- [How to complete this task]: Please restate the listing that follows without changing anything.

::: Records shown :::

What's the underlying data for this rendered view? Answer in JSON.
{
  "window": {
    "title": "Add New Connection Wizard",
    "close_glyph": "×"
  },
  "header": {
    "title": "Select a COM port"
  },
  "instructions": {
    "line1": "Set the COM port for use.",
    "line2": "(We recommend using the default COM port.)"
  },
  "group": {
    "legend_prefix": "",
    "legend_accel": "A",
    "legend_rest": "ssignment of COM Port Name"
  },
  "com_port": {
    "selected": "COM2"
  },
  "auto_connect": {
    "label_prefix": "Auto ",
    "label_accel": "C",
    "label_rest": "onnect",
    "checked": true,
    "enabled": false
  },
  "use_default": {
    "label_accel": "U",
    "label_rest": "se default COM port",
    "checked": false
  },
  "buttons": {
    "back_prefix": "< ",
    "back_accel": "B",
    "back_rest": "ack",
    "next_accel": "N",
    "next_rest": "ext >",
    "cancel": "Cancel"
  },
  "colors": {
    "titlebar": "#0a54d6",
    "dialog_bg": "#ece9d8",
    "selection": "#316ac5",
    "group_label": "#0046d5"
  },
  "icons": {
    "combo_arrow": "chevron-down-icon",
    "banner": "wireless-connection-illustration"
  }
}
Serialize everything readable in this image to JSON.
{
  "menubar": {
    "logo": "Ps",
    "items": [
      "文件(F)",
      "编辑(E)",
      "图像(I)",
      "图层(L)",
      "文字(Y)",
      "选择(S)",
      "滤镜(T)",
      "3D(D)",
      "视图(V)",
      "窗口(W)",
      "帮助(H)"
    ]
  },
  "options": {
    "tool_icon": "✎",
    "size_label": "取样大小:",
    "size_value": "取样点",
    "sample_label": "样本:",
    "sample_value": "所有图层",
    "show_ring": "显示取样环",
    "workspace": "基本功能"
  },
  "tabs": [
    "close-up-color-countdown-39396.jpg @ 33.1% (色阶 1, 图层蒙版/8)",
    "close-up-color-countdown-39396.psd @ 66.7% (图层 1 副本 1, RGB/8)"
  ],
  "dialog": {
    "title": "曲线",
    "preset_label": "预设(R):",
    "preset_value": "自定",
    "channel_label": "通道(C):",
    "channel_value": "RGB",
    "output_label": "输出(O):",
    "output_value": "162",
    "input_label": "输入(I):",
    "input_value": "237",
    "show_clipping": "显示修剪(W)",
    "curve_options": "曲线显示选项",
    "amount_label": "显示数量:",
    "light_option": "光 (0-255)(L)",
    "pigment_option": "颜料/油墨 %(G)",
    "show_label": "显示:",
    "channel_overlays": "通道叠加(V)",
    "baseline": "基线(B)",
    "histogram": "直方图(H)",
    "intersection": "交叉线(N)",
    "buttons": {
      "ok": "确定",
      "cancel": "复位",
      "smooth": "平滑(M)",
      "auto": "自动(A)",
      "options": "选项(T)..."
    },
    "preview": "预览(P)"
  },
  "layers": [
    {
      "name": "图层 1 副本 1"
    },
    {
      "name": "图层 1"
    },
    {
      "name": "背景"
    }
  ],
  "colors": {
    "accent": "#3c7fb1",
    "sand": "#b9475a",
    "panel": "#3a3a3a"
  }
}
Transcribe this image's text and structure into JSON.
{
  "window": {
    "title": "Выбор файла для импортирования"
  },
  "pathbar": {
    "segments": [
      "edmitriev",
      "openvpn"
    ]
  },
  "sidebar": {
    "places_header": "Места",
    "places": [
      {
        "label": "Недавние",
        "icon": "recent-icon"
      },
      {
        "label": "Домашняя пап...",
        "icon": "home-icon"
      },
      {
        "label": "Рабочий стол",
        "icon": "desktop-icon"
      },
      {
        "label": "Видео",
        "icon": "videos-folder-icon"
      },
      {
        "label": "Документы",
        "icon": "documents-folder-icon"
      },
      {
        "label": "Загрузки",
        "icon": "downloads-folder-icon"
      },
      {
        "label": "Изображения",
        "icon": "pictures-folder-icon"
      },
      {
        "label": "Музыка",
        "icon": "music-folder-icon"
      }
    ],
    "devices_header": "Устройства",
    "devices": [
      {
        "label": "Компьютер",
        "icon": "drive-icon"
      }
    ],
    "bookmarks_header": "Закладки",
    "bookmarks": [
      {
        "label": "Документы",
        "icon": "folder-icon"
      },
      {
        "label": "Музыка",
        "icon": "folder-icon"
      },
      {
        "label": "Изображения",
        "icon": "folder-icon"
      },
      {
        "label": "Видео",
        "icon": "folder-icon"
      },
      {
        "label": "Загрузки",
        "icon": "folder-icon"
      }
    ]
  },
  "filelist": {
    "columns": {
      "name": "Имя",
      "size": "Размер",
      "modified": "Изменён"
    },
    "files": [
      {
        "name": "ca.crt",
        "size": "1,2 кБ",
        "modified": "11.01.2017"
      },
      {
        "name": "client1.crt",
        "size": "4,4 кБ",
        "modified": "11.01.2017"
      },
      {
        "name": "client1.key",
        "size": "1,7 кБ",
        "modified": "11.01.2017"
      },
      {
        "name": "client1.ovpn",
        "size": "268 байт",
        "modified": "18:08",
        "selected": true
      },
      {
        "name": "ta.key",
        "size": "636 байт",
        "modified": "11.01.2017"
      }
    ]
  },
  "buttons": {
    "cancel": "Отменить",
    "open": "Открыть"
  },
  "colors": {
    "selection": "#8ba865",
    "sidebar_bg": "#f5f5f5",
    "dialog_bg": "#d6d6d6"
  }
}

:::

- [Written response]:
What's the underlying data for this rendered view? Answer in JSON.
{
  "window": {
    "title": "Add New Connection Wizard",
    "close_glyph": "×"
  },
  "header": {
    "title": "Select a COM port"
  },
  "instructions": {
    "line1": "Set the COM port for use.",
    "line2": "(We recommend using the default COM port.)"
  },
  "group": {
    "legend_prefix": "",
    "legend_accel": "A",
    "legend_rest": "ssignment of COM Port Name"
  },
  "com_port": {
    "selected": "COM2"
  },
  "auto_connect": {
    "label_prefix": "Auto ",
    "label_accel": "C",
    "label_rest": "onnect",
    "checked": true,
    "enabled": false
  },
  "use_default": {
    "label_accel": "U",
    "label_rest": "se default COM port",
    "checked": false
  },
  "buttons": {
    "back_prefix": "< ",
    "back_accel": "B",
    "back_rest": "ack",
    "next_accel": "N",
    "next_rest": "ext >",
    "cancel": "Cancel"
  },
  "colors": {
    "titlebar": "#0a54d6",
    "dialog_bg": "#ece9d8",
    "selection": "#316ac5",
    "group_label": "#0046d5"
  },
  "icons": {
    "combo_arrow": "chevron-down-icon",
    "banner": "wireless-connection-illustration"
  }
}
Serialize everything readable in this image to JSON.
{
  "menubar": {
    "logo": "Ps",
    "items": [
      "文件(F)",
      "编辑(E)",
      "图像(I)",
      "图层(L)",
      "文字(Y)",
      "选择(S)",
      "滤镜(T)",
      "3D(D)",
      "视图(V)",
      "窗口(W)",
      "帮助(H)"
    ]
  },
  "options": {
    "tool_icon": "✎",
    "size_label": "取样大小:",
    "size_value": "取样点",
    "sample_label": "样本:",
    "sample_value": "所有图层",
    "show_ring": "显示取样环",
    "workspace": "基本功能"
  },
  "tabs": [
    "close-up-color-countdown-39396.jpg @ 33.1% (色阶 1, 图层蒙版/8)",
    "close-up-color-countdown-39396.psd @ 66.7% (图层 1 副本 1, RGB/8)"
  ],
  "dialog": {
    "title": "曲线",
    "preset_label": "预设(R):",
    "preset_value": "自定",
    "channel_label": "通道(C):",
    "channel_value": "RGB",
    "output_label": "输出(O):",
    "output_value": "162",
    "input_label": "输入(I):",
    "input_value": "237",
    "show_clipping": "显示修剪(W)",
    "curve_options": "曲线显示选项",
    "amount_label": "显示数量:",
    "light_option": "光 (0-255)(L)",
    "pigment_option": "颜料/油墨 %(G)",
    "show_label": "显示:",
    "channel_overlays": "通道叠加(V)",
    "baseline": "基线(B)",
    "histogram": "直方图(H)",
    "intersection": "交叉线(N)",
    "buttons": {
      "ok": "确定",
      "cancel": "复位",
      "smooth": "平滑(M)",
      "auto": "自动(A)",
      "options": "选项(T)..."
    },
    "preview": "预览(P)"
  },
  "layers": [
    {
      "name": "图层 1 副本 1"
    },
    {
      "name": "图层 1"
    },
    {
      "name": "背景"
    }
  ],
  "colors": {
    "accent": "#3c7fb1",
    "sand": "#b9475a",
    "panel": "#3a3a3a"
  }
}
Transcribe this image's text and structure into JSON.
{
  "window": {
    "title": "Выбор файла для импортирования"
  },
  "pathbar": {
    "segments": [
      "edmitriev",
      "openvpn"
    ]
  },
  "sidebar": {
    "places_header": "Места",
    "places": [
      {
        "label": "Недавние",
        "icon": "recent-icon"
      },
      {
        "label": "Домашняя пап...",
        "icon": "home-icon"
      },
      {
        "label": "Рабочий стол",
        "icon": "desktop-icon"
      },
      {
        "label": "Видео",
        "icon": "videos-folder-icon"
      },
      {
        "label": "Документы",
        "icon": "documents-folder-icon"
      },
      {
        "label": "Загрузки",
        "icon": "downloads-folder-icon"
      },
      {
        "label": "Изображения",
        "icon": "pictures-folder-icon"
      },
      {
        "label": "Музыка",
        "icon": "music-folder-icon"
      }
    ],
    "devices_header": "Устройства",
    "devices": [
      {
        "label": "Компьютер",
        "icon": "drive-icon"
      }
    ],
    "bookmarks_header": "Закладки",
    "bookmarks": [
      {
        "label": "Документы",
        "icon": "folder-icon"
      },
      {
        "label": "Музыка",
        "icon": "folder-icon"
      },
      {
        "label": "Изображения",
        "icon": "folder-icon"
      },
      {
        "label": "Видео",
        "icon": "folder-icon"
      },
      {
        "label": "Загрузки",
        "icon": "folder-icon"
      }
    ]
  },
  "filelist": {
    "columns": {
      "name": "Имя",
      "size": "Размер",
      "modified": "Изменён"
    },
    "files": [
      {
        "name": "ca.crt",
        "size": "1,2 кБ",
        "modified": "11.01.2017"
      },
      {
        "name": "client1.crt",
        "size": "4,4 кБ",
        "modified": "11.01.2017"
      },
      {
        "name": "client1.key",
        "size": "1,7 кБ",
        "modified": "11.01.2017"
      },
      {
        "name": "client1.ovpn",
        "size": "268 байт",
        "modified": "18:08",
        "selected": true
      },
      {
        "name": "ta.key",
        "size": "636 байт",
        "modified": "11.01.2017"
      }
    ]
  },
  "buttons": {
    "cancel": "Отменить",
    "open": "Открыть"
  },
  "colors": {
    "selection": "#8ba865",
    "sidebar_bg": "#f5f5f5",
    "dialog_bg": "#d6d6d6"
  }
}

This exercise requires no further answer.